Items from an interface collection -
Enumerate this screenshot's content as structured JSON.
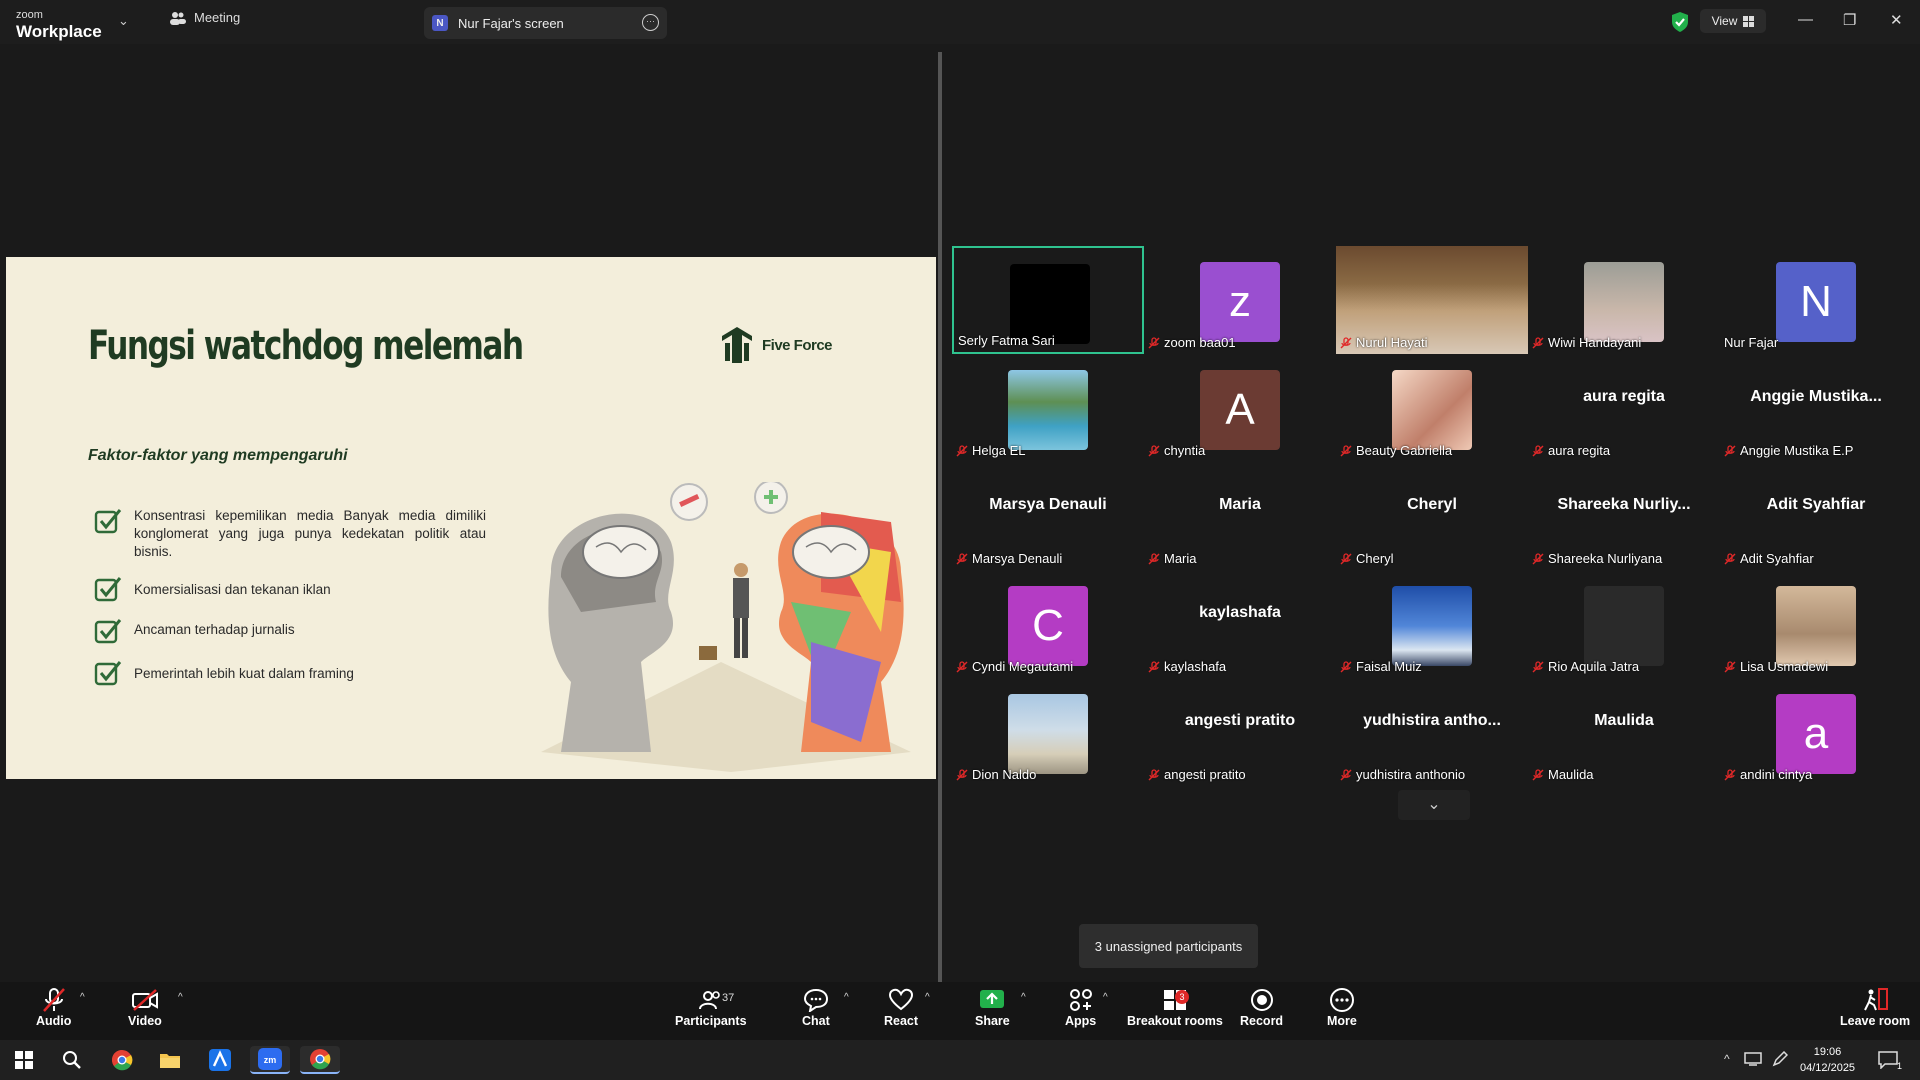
{
  "app": {
    "brand_small": "zoom",
    "brand_big": "Workplace"
  },
  "tabs": {
    "meeting": "Meeting",
    "screen": "Nur Fajar's screen",
    "screen_avatar": "N"
  },
  "view_label": "View",
  "slide": {
    "title": "Fungsi watchdog melemah",
    "logo": "Five Force",
    "subtitle": "Faktor-faktor yang mempengaruhi",
    "bullets": [
      "Konsentrasi kepemilikan media Banyak media dimiliki konglomerat yang juga punya kedekatan politik atau bisnis.",
      "Komersialisasi dan tekanan iklan",
      "Ancaman terhadap jurnalis",
      "Pemerintah lebih kuat dalam framing"
    ]
  },
  "participants": [
    {
      "name": "Serly Fatma Sari",
      "display": "",
      "tile": "black",
      "muted": false,
      "active": true
    },
    {
      "name": "zoom baa01",
      "display": "z",
      "tile": "#9a4fd0",
      "muted": true
    },
    {
      "name": "Nurul Hayati",
      "display": "",
      "tile": "video",
      "muted": true
    },
    {
      "name": "Wiwi Handayani",
      "display": "",
      "tile": "photo",
      "muted": true
    },
    {
      "name": "Nur Fajar",
      "display": "N",
      "tile": "#5561c9",
      "muted": false
    },
    {
      "name": "Helga EL",
      "display": "",
      "tile": "photo-lake",
      "muted": true
    },
    {
      "name": "chyntia",
      "display": "A",
      "tile": "#6b3b33",
      "muted": true
    },
    {
      "name": "Beauty Gabriella",
      "display": "",
      "tile": "photo-peach",
      "muted": true
    },
    {
      "name": "aura regita",
      "display": "aura regita",
      "tile": "none",
      "muted": true
    },
    {
      "name": "Anggie Mustika E.P",
      "display": "Anggie  Mustika...",
      "tile": "none",
      "muted": true
    },
    {
      "name": "Marsya Denauli",
      "display": "Marsya Denauli",
      "tile": "none",
      "muted": true
    },
    {
      "name": "Maria",
      "display": "Maria",
      "tile": "none",
      "muted": true
    },
    {
      "name": "Cheryl",
      "display": "Cheryl",
      "tile": "none",
      "muted": true
    },
    {
      "name": "Shareeka Nurliyana",
      "display": "Shareeka  Nurliy...",
      "tile": "none",
      "muted": true
    },
    {
      "name": "Adit Syahfiar",
      "display": "Adit Syahfiar",
      "tile": "none",
      "muted": true
    },
    {
      "name": "Cyndi Megautami",
      "display": "C",
      "tile": "#b43cc4",
      "muted": true
    },
    {
      "name": "kaylashafa",
      "display": "kaylashafa",
      "tile": "none",
      "muted": true
    },
    {
      "name": "Faisal Muiz",
      "display": "",
      "tile": "photo-sky",
      "muted": true
    },
    {
      "name": "Rio Aquila Jatra",
      "display": "",
      "tile": "#2a2a2a",
      "muted": true
    },
    {
      "name": "Lisa Usmadewi",
      "display": "",
      "tile": "photo-people",
      "muted": true
    },
    {
      "name": "Dion Naldo",
      "display": "",
      "tile": "photo-beach",
      "muted": true
    },
    {
      "name": "angesti pratito",
      "display": "angesti pratito",
      "tile": "none",
      "muted": true
    },
    {
      "name": "yudhistira anthonio",
      "display": "yudhistira  antho...",
      "tile": "none",
      "muted": true
    },
    {
      "name": "Maulida",
      "display": "Maulida",
      "tile": "none",
      "muted": true
    },
    {
      "name": "andini cintya",
      "display": "a",
      "tile": "#b43cc4",
      "muted": true
    }
  ],
  "tooltip": "3 unassigned participants",
  "toolbar": {
    "audio": "Audio",
    "video": "Video",
    "participants": "Participants",
    "participants_count": "37",
    "chat": "Chat",
    "react": "React",
    "share": "Share",
    "apps": "Apps",
    "breakout": "Breakout rooms",
    "breakout_badge": "3",
    "record": "Record",
    "more": "More",
    "leave": "Leave room"
  },
  "taskbar": {
    "time": "19:06",
    "date": "04/12/2025",
    "notif": "1"
  },
  "colors": {
    "accent_green": "#2fc38f",
    "slide_bg": "#f3eedb",
    "slide_dark": "#1f3b22",
    "mute_red": "#e02828"
  }
}
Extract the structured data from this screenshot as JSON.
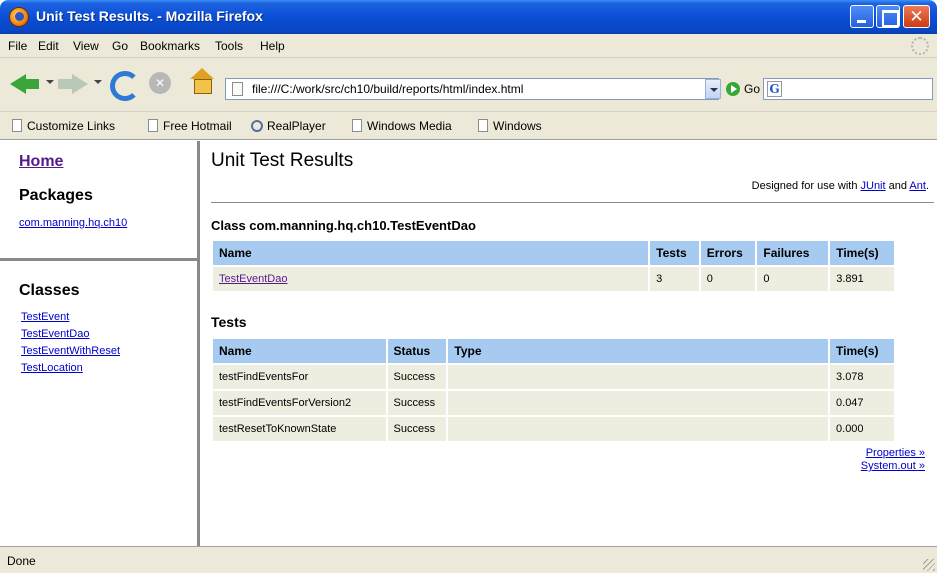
{
  "window": {
    "title": "Unit Test Results. - Mozilla Firefox"
  },
  "menu": [
    "File",
    "Edit",
    "View",
    "Go",
    "Bookmarks",
    "Tools",
    "Help"
  ],
  "nav": {
    "url": "file:///C:/work/src/ch10/build/reports/html/index.html",
    "go_label": "Go",
    "search_value": ""
  },
  "links_toolbar": [
    "Customize Links",
    "Free Hotmail",
    "RealPlayer",
    "Windows Media",
    "Windows"
  ],
  "sidebar": {
    "home_label": "Home",
    "packages_heading": "Packages",
    "packages": [
      "com.manning.hq.ch10"
    ],
    "classes_heading": "Classes",
    "classes": [
      "TestEvent",
      "TestEventDao",
      "TestEventWithReset",
      "TestLocation"
    ]
  },
  "main": {
    "title": "Unit Test Results",
    "designed_prefix": "Designed for use with ",
    "junit_link": "JUnit",
    "designed_and": " and ",
    "ant_link": "Ant",
    "designed_suffix": ".",
    "class_heading": "Class com.manning.hq.ch10.TestEventDao",
    "summary_headers": [
      "Name",
      "Tests",
      "Errors",
      "Failures",
      "Time(s)"
    ],
    "summary_row": {
      "name": "TestEventDao",
      "tests": "3",
      "errors": "0",
      "failures": "0",
      "time": "3.891"
    },
    "tests_heading": "Tests",
    "tests_headers": [
      "Name",
      "Status",
      "Type",
      "Time(s)"
    ],
    "tests": [
      {
        "name": "testFindEventsFor",
        "status": "Success",
        "type": "",
        "time": "3.078"
      },
      {
        "name": "testFindEventsForVersion2",
        "status": "Success",
        "type": "",
        "time": "0.047"
      },
      {
        "name": "testResetToKnownState",
        "status": "Success",
        "type": "",
        "time": "0.000"
      }
    ],
    "properties_link": "Properties »",
    "system_out_link": "System.out »"
  },
  "status": {
    "text": "Done"
  }
}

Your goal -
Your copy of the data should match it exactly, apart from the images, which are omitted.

Written response -
Enumerate this screenshot's content as structured JSON.
{
  "app": {
    "brand_small": "zoom",
    "brand_big": "Workplace"
  },
  "tabs": {
    "meeting": "Meeting",
    "screen": "Nur Fajar's screen",
    "screen_avatar": "N"
  },
  "view_label": "View",
  "slide": {
    "title": "Fungsi watchdog melemah",
    "logo": "Five Force",
    "subtitle": "Faktor-faktor yang mempengaruhi",
    "bullets": [
      "Konsentrasi kepemilikan media Banyak media dimiliki konglomerat yang juga punya kedekatan politik atau bisnis.",
      "Komersialisasi dan tekanan iklan",
      "Ancaman terhadap jurnalis",
      "Pemerintah lebih kuat dalam framing"
    ]
  },
  "participants": [
    {
      "name": "Serly Fatma Sari",
      "display": "",
      "tile": "black",
      "muted": false,
      "active": true
    },
    {
      "name": "zoom baa01",
      "display": "z",
      "tile": "#9a4fd0",
      "muted": true
    },
    {
      "name": "Nurul Hayati",
      "display": "",
      "tile": "video",
      "muted": true
    },
    {
      "name": "Wiwi Handayani",
      "display": "",
      "tile": "photo",
      "muted": true
    },
    {
      "name": "Nur Fajar",
      "display": "N",
      "tile": "#5561c9",
      "muted": false
    },
    {
      "name": "Helga EL",
      "display": "",
      "tile": "photo-lake",
      "muted": true
    },
    {
      "name": "chyntia",
      "display": "A",
      "tile": "#6b3b33",
      "muted": true
    },
    {
      "name": "Beauty Gabriella",
      "display": "",
      "tile": "photo-peach",
      "muted": true
    },
    {
      "name": "aura regita",
      "display": "aura regita",
      "tile": "none",
      "muted": true
    },
    {
      "name": "Anggie Mustika E.P",
      "display": "Anggie  Mustika...",
      "tile": "none",
      "muted": true
    },
    {
      "name": "Marsya Denauli",
      "display": "Marsya Denauli",
      "tile": "none",
      "muted": true
    },
    {
      "name": "Maria",
      "display": "Maria",
      "tile": "none",
      "muted": true
    },
    {
      "name": "Cheryl",
      "display": "Cheryl",
      "tile": "none",
      "muted": true
    },
    {
      "name": "Shareeka Nurliyana",
      "display": "Shareeka  Nurliy...",
      "tile": "none",
      "muted": true
    },
    {
      "name": "Adit Syahfiar",
      "display": "Adit Syahfiar",
      "tile": "none",
      "muted": true
    },
    {
      "name": "Cyndi Megautami",
      "display": "C",
      "tile": "#b43cc4",
      "muted": true
    },
    {
      "name": "kaylashafa",
      "display": "kaylashafa",
      "tile": "none",
      "muted": true
    },
    {
      "name": "Faisal Muiz",
      "display": "",
      "tile": "photo-sky",
      "muted": true
    },
    {
      "name": "Rio Aquila Jatra",
      "display": "",
      "tile": "#2a2a2a",
      "muted": true
    },
    {
      "name": "Lisa Usmadewi",
      "display": "",
      "tile": "photo-people",
      "muted": true
    },
    {
      "name": "Dion Naldo",
      "display": "",
      "tile": "photo-beach",
      "muted": true
    },
    {
      "name": "angesti pratito",
      "display": "angesti pratito",
      "tile": "none",
      "muted": true
    },
    {
      "name": "yudhistira anthonio",
      "display": "yudhistira  antho...",
      "tile": "none",
      "muted": true
    },
    {
      "name": "Maulida",
      "display": "Maulida",
      "tile": "none",
      "muted": true
    },
    {
      "name": "andini cintya",
      "display": "a",
      "tile": "#b43cc4",
      "muted": true
    }
  ],
  "tooltip": "3 unassigned participants",
  "toolbar": {
    "audio": "Audio",
    "video": "Video",
    "participants": "Participants",
    "participants_count": "37",
    "chat": "Chat",
    "react": "React",
    "share": "Share",
    "apps": "Apps",
    "breakout": "Breakout rooms",
    "breakout_badge": "3",
    "record": "Record",
    "more": "More",
    "leave": "Leave room"
  },
  "taskbar": {
    "time": "19:06",
    "date": "04/12/2025",
    "notif": "1"
  },
  "colors": {
    "accent_green": "#2fc38f",
    "slide_bg": "#f3eedb",
    "slide_dark": "#1f3b22",
    "mute_red": "#e02828"
  }
}
Extract the structured data from this screenshot as JSON.
{
  "window": {
    "title": "Unit Test Results. - Mozilla Firefox"
  },
  "menu": [
    "File",
    "Edit",
    "View",
    "Go",
    "Bookmarks",
    "Tools",
    "Help"
  ],
  "nav": {
    "url": "file:///C:/work/src/ch10/build/reports/html/index.html",
    "go_label": "Go",
    "search_value": ""
  },
  "links_toolbar": [
    "Customize Links",
    "Free Hotmail",
    "RealPlayer",
    "Windows Media",
    "Windows"
  ],
  "sidebar": {
    "home_label": "Home",
    "packages_heading": "Packages",
    "packages": [
      "com.manning.hq.ch10"
    ],
    "classes_heading": "Classes",
    "classes": [
      "TestEvent",
      "TestEventDao",
      "TestEventWithReset",
      "TestLocation"
    ]
  },
  "main": {
    "title": "Unit Test Results",
    "designed_prefix": "Designed for use with ",
    "junit_link": "JUnit",
    "designed_and": " and ",
    "ant_link": "Ant",
    "designed_suffix": ".",
    "class_heading": "Class com.manning.hq.ch10.TestEventDao",
    "summary_headers": [
      "Name",
      "Tests",
      "Errors",
      "Failures",
      "Time(s)"
    ],
    "summary_row": {
      "name": "TestEventDao",
      "tests": "3",
      "errors": "0",
      "failures": "0",
      "time": "3.891"
    },
    "tests_heading": "Tests",
    "tests_headers": [
      "Name",
      "Status",
      "Type",
      "Time(s)"
    ],
    "tests": [
      {
        "name": "testFindEventsFor",
        "status": "Success",
        "type": "",
        "time": "3.078"
      },
      {
        "name": "testFindEventsForVersion2",
        "status": "Success",
        "type": "",
        "time": "0.047"
      },
      {
        "name": "testResetToKnownState",
        "status": "Success",
        "type": "",
        "time": "0.000"
      }
    ],
    "properties_link": "Properties »",
    "system_out_link": "System.out »"
  },
  "status": {
    "text": "Done"
  }
}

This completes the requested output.